• YOUR TASK
Copy each line of the records below that has "description" in it.
--- MATERIAL SHOWN Enclosed Below ---
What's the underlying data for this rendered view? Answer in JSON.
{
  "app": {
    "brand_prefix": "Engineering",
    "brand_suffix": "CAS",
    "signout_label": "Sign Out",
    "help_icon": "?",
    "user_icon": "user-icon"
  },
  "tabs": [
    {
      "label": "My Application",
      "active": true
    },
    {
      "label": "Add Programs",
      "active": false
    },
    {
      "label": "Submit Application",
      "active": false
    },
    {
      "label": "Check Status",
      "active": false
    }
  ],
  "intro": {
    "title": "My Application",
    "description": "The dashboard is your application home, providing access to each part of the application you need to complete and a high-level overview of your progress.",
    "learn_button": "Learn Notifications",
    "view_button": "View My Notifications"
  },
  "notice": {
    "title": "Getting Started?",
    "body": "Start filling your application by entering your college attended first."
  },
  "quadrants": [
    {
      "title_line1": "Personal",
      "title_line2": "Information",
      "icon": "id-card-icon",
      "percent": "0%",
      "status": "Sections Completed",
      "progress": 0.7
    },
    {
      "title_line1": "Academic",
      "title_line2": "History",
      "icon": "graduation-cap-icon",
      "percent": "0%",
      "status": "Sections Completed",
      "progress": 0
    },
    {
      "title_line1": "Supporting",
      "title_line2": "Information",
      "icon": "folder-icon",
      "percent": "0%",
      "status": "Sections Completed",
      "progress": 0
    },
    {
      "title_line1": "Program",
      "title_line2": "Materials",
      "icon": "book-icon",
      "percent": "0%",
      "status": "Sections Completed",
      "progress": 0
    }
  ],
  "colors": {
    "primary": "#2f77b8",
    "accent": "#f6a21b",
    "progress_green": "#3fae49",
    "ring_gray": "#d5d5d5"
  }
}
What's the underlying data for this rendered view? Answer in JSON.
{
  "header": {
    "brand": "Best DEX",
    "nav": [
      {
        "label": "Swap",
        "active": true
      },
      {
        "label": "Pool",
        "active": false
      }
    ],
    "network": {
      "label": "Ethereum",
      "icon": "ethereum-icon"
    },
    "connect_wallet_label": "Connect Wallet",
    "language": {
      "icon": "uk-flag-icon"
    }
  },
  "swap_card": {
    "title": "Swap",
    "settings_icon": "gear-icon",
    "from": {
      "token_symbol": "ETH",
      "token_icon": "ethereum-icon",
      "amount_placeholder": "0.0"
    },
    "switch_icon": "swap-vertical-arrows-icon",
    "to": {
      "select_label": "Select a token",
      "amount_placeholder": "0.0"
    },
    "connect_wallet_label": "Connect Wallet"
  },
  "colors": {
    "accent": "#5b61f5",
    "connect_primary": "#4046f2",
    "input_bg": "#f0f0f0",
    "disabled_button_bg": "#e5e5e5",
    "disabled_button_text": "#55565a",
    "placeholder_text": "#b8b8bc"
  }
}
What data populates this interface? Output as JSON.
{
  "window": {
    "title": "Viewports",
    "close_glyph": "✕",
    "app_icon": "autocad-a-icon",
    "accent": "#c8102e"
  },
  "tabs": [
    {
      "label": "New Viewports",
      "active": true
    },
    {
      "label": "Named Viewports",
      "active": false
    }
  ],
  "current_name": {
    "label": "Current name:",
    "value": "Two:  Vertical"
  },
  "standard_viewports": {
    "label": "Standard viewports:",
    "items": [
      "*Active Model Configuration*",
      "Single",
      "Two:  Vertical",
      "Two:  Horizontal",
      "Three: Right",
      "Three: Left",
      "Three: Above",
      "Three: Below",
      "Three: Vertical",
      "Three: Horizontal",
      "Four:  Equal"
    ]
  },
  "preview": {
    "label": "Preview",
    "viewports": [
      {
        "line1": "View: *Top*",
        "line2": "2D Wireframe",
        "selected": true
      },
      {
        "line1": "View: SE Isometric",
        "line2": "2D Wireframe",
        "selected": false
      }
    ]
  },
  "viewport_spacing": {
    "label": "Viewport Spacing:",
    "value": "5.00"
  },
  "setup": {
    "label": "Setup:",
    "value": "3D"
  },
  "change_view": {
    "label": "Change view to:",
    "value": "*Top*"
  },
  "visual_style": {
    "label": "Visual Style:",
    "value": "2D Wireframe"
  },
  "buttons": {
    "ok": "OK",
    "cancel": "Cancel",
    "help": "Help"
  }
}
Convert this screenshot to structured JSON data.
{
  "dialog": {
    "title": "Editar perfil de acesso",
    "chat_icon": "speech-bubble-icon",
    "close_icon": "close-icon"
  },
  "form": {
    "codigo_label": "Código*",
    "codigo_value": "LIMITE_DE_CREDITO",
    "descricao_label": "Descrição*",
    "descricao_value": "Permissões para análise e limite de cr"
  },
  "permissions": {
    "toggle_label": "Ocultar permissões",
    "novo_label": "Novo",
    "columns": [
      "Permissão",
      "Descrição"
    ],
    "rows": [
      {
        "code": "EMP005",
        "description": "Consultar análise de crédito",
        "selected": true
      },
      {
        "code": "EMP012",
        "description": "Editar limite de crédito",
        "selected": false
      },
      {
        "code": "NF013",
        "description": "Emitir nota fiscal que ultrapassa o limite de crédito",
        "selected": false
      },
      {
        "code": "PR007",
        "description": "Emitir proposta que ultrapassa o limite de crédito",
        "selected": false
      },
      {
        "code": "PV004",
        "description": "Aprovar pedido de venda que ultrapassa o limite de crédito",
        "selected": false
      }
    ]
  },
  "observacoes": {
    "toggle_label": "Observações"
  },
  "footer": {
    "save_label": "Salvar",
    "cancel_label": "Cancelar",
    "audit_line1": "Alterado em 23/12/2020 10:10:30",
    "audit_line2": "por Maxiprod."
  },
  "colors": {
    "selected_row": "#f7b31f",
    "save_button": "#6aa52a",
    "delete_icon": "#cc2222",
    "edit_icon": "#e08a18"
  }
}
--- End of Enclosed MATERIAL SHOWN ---
• ANSWER SECTION
    "description": "The dashboard is your application home, providing access to each part of the application you need to complete and a high-level overview of your progress.",
        "description": "Consultar análise de crédito",
        "description": "Editar limite de crédito",
        "description": "Emitir nota fiscal que ultrapassa o limite de crédito",
        "description": "Emitir proposta que ultrapassa o limite de crédito",
        "description": "Aprovar pedido de venda que ultrapassa o limite de crédito",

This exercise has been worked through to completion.